Imdb.com 7.4/10.0 (25, 425 votes)
Metacritic.com - 78% critics approval rating
Rottentomatos.com -92% critic's approval rating
The Guardian - 'The always-unbeatable Gleeson is on simply outstanding form, conjuring a character both dignified and ridiculous, heroic and hardly bothered'.
Time Out - 'A hugely entertaining but frustratingly disorganized film, packed with priceless moments which never quite coalesce into a rewarding whole'.
The Irish Times - 'Among the most purely entertaining films of the year which cuts its laughter with a dose of Celtic melancholy'
The Times - 'John Michael McDonagh is having a lot of fun deconstructing the cop procedural in
The Guard, because almost nothing goes as planned and everything has a satirical bent.
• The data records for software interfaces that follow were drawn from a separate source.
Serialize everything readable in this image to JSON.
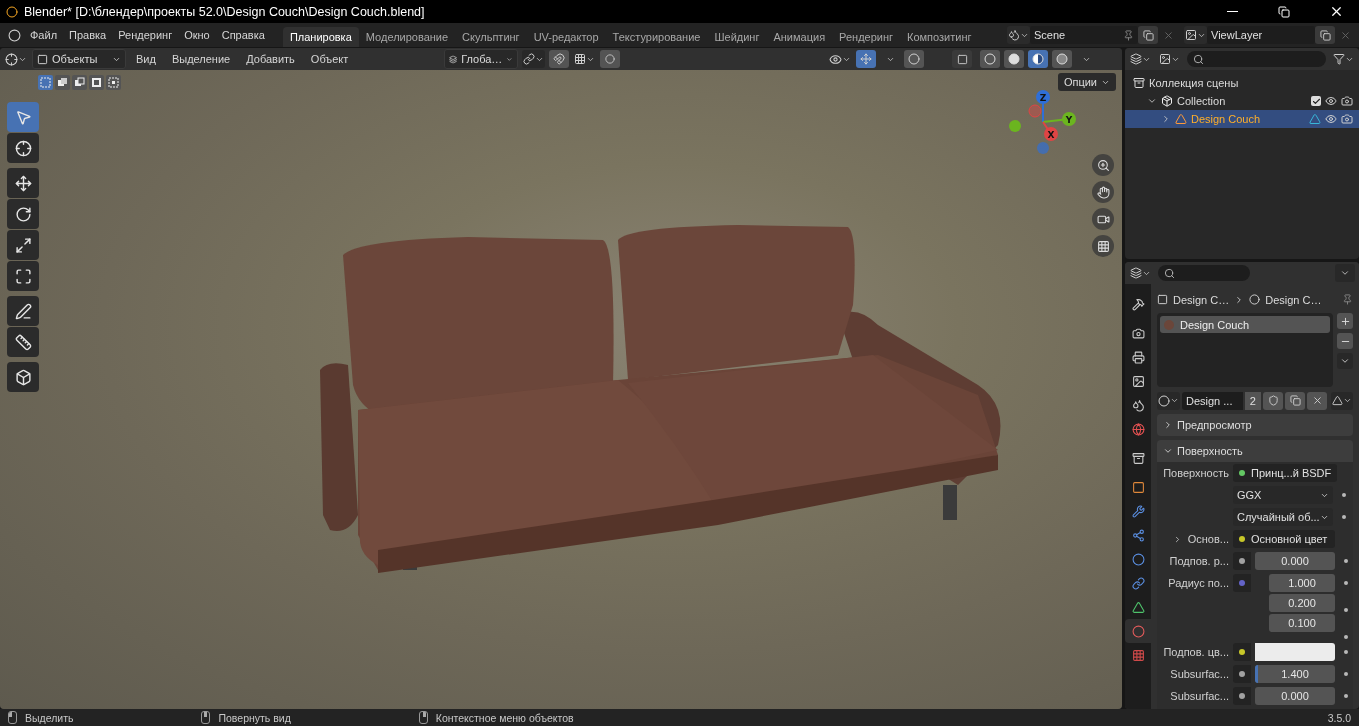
{
  "window": {
    "title": "Blender* [D:\\блендер\\проекты 52.0\\Design Couch\\Design Couch.blend]"
  },
  "menu": [
    "Файл",
    "Правка",
    "Рендеринг",
    "Окно",
    "Справка"
  ],
  "workspaces": [
    {
      "label": "Планировка",
      "selected": true
    },
    {
      "label": "Моделирование",
      "selected": false
    },
    {
      "label": "Скульптинг",
      "selected": false
    },
    {
      "label": "UV-редактор",
      "selected": false
    },
    {
      "label": "Текстурирование",
      "selected": false
    },
    {
      "label": "Шейдинг",
      "selected": false
    },
    {
      "label": "Анимация",
      "selected": false
    },
    {
      "label": "Рендеринг",
      "selected": false
    },
    {
      "label": "Композитинг",
      "selected": false
    }
  ],
  "scene": {
    "name": "Scene"
  },
  "view_layer": {
    "name": "ViewLayer"
  },
  "viewport_header": {
    "mode": "Объекты",
    "menus": [
      "Вид",
      "Выделение",
      "Добавить",
      "Объект"
    ],
    "orientation": "Глоба…",
    "gizmos_on": true
  },
  "shading_modes": [
    {
      "kind": "wireframe",
      "selected": false
    },
    {
      "kind": "solid",
      "selected": false
    },
    {
      "kind": "material",
      "selected": true
    },
    {
      "kind": "rendered",
      "selected": false
    }
  ],
  "select_modes": [
    {
      "kind": "new",
      "selected": true
    },
    {
      "kind": "extend",
      "selected": false
    },
    {
      "kind": "subtract",
      "selected": false
    },
    {
      "kind": "invert",
      "selected": false
    },
    {
      "kind": "intersect",
      "selected": false
    }
  ],
  "options_button": "Опции",
  "toolbar": [
    {
      "kind": "select",
      "selected": true
    },
    {
      "kind": "cursor",
      "selected": false
    },
    {
      "kind": "move",
      "selected": false
    },
    {
      "kind": "rotate",
      "selected": false
    },
    {
      "kind": "scale",
      "selected": false
    },
    {
      "kind": "transform",
      "selected": false
    },
    {
      "kind": "annotate",
      "selected": false
    },
    {
      "kind": "measure",
      "selected": false
    },
    {
      "kind": "add_cube",
      "selected": false
    }
  ],
  "gizmo": {
    "axes": [
      "Z",
      "Y",
      "X"
    ]
  },
  "outliner": {
    "items": [
      {
        "label": "Коллекция сцены",
        "kind": "scene",
        "children": [
          {
            "label": "Collection",
            "kind": "collection",
            "expanded": true,
            "checked": true,
            "selected": false,
            "children": [
              {
                "label": "Design Couch",
                "kind": "mesh",
                "expanded": false,
                "selected": true
              }
            ]
          }
        ]
      }
    ]
  },
  "properties": {
    "tabs": [
      {
        "kind": "tool",
        "selected": false
      },
      {
        "kind": "render",
        "selected": false
      },
      {
        "kind": "output",
        "selected": false
      },
      {
        "kind": "view_layer",
        "selected": false
      },
      {
        "kind": "scene",
        "selected": false
      },
      {
        "kind": "world",
        "selected": false
      },
      {
        "kind": "collection",
        "selected": false
      },
      {
        "kind": "object",
        "selected": false
      },
      {
        "kind": "modifiers",
        "selected": false
      },
      {
        "kind": "particles",
        "selected": false
      },
      {
        "kind": "physics",
        "selected": false
      },
      {
        "kind": "constraints",
        "selected": false
      },
      {
        "kind": "data",
        "selected": false
      },
      {
        "kind": "material",
        "selected": true
      },
      {
        "kind": "texture",
        "selected": false
      }
    ],
    "breadcrumb": [
      "Design C…",
      "Design C…"
    ],
    "slots": [
      {
        "label": "Design Couch",
        "selected": true
      }
    ],
    "material_name": "Design ...",
    "users": "2",
    "panels": [
      {
        "label": "Предпросмотр",
        "expanded": false
      },
      {
        "label": "Поверхность",
        "expanded": true
      }
    ],
    "rows": [
      {
        "kind": "link",
        "label": "Поверхность",
        "value": "Принц...й BSDF",
        "socket": {
          "color": "#63c763"
        }
      },
      {
        "kind": "dropdown",
        "value": "GGX"
      },
      {
        "kind": "dropdown",
        "value": "Случайный об..."
      },
      {
        "kind": "link",
        "label": "Основ...",
        "value": "Основной цвет",
        "socket": {
          "color": "#c7c729"
        },
        "expanded": false
      },
      {
        "kind": "number",
        "label": "Подпов. р...",
        "values": [
          "0.000"
        ],
        "socket": {
          "color": "#a1a1a1"
        }
      },
      {
        "kind": "number",
        "label": "Радиус по...",
        "values": [
          "1.000",
          "0.200",
          "0.100"
        ],
        "socket": {
          "color": "#6363c7"
        }
      },
      {
        "kind": "color",
        "label": "Подпов. цв...",
        "swatch": {
          "color": "#ececec"
        },
        "socket": {
          "color": "#c7c729"
        }
      },
      {
        "kind": "slider",
        "label": "Subsurfac...",
        "values": [
          "1.400"
        ],
        "level": 0.04,
        "socket": {
          "color": "#a1a1a1"
        }
      },
      {
        "kind": "number",
        "label": "Subsurfac...",
        "values": [
          "0.000"
        ],
        "socket": {
          "color": "#a1a1a1"
        }
      }
    ]
  },
  "status_bar": {
    "hints": [
      {
        "kind": "left",
        "label": "Выделить"
      },
      {
        "kind": "middle",
        "label": "Повернуть вид"
      },
      {
        "kind": "right",
        "label": "Контекстное меню объектов"
      }
    ],
    "version": "3.5.0"
  }
}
It is a very funny black comedy with a stylish palette'.
The NY Times - 'Writer-director John Michael McDonagh's film plays like a cynical, foul-mouthed version of "In the Heat of the Night'.
Director and cast have fun talking over the top of their cheeky comedy.
-Behind the Scenes-
A less serious look at the making of the film, Gleeson funny of set as Cheadle is awkward.
- Deleted Scenes-
Quite a few of them, which could explain the potholes in the plot.
- Outtakes -
As is the case with these films there are a lot of shenanigans going on after the clapperboard clicks.
- Short Film -
'The Secret Death'
The film is based around this short.